What needs to be done: Where a line holds the word "phone", count it, then give only the total for the entries below.

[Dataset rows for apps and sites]
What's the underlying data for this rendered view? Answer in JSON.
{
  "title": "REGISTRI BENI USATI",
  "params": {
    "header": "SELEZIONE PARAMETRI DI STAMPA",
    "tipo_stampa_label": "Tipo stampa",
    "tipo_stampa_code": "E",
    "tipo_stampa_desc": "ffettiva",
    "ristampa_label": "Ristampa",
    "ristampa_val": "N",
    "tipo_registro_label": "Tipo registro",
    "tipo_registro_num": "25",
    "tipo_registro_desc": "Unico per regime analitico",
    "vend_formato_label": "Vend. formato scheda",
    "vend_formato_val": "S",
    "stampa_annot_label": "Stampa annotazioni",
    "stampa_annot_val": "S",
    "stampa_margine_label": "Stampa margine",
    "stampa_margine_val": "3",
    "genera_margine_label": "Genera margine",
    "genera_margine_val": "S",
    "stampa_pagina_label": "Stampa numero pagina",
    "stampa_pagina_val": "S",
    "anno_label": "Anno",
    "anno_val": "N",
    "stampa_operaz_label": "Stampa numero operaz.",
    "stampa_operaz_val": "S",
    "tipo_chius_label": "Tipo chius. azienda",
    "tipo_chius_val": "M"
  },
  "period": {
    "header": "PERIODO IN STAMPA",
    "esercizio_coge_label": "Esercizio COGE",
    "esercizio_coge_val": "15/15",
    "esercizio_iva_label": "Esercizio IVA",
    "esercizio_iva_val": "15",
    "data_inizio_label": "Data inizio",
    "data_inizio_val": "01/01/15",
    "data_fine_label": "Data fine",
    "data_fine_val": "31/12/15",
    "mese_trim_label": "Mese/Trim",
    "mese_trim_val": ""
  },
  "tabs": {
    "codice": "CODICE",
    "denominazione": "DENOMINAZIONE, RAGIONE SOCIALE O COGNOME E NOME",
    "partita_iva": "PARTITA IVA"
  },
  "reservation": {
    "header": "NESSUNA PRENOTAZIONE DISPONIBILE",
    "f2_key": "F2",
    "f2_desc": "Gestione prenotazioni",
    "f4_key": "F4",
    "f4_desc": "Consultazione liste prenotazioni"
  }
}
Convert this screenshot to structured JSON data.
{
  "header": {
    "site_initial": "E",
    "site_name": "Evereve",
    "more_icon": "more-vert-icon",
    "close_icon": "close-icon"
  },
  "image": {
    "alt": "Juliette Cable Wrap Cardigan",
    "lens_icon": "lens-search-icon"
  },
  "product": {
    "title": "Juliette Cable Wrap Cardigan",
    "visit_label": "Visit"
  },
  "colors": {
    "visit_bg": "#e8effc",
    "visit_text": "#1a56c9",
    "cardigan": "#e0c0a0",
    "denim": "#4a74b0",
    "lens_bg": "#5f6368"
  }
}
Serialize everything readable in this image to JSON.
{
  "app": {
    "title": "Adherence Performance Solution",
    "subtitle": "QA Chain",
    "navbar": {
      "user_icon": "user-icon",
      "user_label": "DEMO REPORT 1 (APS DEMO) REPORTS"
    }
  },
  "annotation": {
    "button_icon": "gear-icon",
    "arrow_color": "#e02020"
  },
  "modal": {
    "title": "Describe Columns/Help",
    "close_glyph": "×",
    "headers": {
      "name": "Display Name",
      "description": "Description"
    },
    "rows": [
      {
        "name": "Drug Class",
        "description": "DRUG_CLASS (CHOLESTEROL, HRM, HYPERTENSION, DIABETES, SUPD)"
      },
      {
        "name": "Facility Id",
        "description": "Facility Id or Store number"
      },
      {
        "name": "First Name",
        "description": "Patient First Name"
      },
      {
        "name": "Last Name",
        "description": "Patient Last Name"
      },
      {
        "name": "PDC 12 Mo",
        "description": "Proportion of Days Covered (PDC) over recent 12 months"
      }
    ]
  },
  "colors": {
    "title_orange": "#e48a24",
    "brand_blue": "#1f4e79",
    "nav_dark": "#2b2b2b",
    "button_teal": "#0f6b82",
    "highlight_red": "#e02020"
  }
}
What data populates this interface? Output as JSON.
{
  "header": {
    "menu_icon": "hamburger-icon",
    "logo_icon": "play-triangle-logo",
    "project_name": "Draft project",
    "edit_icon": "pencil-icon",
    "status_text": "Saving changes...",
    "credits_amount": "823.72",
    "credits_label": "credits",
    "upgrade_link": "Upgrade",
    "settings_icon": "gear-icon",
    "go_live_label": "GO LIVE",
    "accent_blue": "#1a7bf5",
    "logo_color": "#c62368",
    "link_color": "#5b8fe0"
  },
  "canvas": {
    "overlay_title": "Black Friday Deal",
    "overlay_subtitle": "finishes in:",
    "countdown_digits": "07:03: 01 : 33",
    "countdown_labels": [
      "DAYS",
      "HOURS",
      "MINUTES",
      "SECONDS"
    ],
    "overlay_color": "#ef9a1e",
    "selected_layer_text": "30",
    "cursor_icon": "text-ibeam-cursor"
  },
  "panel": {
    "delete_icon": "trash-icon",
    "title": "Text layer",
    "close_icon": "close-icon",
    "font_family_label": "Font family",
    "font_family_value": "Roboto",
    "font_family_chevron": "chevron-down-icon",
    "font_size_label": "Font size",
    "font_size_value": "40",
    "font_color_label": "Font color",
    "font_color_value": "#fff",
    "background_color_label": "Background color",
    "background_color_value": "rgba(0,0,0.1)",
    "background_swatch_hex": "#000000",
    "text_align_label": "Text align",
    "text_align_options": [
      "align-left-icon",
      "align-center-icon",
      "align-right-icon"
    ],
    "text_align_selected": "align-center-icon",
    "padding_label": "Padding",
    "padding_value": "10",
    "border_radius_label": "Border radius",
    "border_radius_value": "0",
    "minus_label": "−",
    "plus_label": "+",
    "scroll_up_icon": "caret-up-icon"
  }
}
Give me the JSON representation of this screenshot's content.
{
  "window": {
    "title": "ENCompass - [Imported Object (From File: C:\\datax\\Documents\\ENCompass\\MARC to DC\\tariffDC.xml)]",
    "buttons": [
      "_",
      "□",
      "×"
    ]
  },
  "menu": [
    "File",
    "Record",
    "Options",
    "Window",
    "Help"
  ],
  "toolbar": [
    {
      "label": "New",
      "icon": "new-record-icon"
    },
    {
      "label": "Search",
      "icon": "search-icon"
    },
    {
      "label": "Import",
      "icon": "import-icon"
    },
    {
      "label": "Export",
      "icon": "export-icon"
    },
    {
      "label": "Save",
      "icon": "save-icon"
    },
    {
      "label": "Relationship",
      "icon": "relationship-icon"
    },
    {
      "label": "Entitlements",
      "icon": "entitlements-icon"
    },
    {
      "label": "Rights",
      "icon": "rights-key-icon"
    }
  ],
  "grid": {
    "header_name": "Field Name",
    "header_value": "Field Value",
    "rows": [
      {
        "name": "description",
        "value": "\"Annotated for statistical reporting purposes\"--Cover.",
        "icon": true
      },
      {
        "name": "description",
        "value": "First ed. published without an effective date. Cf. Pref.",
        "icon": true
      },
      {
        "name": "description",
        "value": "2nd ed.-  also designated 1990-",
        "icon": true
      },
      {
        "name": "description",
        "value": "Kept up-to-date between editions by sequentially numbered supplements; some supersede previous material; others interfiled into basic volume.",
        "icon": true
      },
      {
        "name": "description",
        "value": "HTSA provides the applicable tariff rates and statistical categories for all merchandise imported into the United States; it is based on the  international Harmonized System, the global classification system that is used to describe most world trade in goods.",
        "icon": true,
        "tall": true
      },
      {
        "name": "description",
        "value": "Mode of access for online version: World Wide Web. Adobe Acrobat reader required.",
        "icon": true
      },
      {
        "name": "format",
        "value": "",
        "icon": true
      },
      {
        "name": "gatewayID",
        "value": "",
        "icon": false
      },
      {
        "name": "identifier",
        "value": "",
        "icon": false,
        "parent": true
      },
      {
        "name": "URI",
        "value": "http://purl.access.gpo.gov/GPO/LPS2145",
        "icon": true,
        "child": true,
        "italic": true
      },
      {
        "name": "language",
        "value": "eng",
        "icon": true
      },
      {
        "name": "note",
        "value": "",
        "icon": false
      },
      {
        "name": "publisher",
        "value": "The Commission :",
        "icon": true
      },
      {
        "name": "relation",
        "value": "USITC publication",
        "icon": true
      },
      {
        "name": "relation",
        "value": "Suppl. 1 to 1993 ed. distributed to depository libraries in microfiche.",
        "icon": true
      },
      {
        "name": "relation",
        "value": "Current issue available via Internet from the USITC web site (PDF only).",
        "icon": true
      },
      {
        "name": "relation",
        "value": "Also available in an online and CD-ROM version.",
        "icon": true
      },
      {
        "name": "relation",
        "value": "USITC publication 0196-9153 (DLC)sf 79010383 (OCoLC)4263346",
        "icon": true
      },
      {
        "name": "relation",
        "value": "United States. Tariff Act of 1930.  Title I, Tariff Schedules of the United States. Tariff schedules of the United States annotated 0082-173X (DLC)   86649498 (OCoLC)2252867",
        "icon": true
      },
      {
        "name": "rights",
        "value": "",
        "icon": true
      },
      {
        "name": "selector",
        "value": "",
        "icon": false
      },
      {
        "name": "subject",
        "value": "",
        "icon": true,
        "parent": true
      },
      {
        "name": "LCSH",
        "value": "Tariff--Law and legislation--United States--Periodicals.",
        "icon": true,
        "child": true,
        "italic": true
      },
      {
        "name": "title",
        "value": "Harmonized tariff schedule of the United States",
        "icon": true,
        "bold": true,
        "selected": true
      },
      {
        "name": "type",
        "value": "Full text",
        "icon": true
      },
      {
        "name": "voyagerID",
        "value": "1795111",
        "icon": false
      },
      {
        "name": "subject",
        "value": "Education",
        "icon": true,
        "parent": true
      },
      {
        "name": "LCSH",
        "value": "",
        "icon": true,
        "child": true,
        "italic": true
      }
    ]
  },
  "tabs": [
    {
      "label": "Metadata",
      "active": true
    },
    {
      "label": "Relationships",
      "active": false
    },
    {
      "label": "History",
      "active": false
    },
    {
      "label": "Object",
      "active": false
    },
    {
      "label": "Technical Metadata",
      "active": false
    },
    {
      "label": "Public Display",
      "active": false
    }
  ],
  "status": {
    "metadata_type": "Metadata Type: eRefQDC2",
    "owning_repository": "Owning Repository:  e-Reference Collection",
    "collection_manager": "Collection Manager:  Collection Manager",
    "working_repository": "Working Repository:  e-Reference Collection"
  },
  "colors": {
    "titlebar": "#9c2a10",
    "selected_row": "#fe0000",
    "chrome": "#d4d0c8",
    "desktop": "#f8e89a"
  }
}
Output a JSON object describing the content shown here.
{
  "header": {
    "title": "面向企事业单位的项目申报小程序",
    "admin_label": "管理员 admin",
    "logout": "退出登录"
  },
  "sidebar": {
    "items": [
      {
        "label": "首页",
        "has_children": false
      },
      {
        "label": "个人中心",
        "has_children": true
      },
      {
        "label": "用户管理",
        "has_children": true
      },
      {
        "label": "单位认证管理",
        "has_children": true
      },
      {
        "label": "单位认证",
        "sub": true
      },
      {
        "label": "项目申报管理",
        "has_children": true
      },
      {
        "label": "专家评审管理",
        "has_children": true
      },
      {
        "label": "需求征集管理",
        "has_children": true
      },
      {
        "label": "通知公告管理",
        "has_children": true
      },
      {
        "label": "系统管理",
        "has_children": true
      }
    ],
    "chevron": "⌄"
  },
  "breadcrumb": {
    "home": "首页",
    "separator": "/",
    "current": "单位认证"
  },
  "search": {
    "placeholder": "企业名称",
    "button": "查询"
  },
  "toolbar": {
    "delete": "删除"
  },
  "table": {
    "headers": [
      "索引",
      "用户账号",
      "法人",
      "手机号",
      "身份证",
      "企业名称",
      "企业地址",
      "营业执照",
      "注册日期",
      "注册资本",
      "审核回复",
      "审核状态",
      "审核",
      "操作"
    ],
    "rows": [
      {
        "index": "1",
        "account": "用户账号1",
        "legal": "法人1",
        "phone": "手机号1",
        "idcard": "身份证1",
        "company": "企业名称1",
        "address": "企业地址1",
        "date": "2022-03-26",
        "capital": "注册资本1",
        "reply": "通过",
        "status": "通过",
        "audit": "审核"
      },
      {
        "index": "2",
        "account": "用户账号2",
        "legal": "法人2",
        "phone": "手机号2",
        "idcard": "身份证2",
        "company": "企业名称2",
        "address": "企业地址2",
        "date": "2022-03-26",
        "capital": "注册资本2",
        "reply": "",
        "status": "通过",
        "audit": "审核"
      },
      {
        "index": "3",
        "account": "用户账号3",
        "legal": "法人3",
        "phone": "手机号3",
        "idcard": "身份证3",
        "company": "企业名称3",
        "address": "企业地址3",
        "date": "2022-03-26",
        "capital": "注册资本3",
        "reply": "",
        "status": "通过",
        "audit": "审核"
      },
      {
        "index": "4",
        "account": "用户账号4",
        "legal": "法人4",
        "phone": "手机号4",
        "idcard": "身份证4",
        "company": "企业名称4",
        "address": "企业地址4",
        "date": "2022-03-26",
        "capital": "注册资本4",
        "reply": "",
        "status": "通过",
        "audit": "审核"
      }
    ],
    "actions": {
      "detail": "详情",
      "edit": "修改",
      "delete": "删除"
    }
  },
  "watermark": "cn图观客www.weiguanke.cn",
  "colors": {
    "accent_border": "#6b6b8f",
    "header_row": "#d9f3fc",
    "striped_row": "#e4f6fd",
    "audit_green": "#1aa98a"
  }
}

Solution for this exercise: 4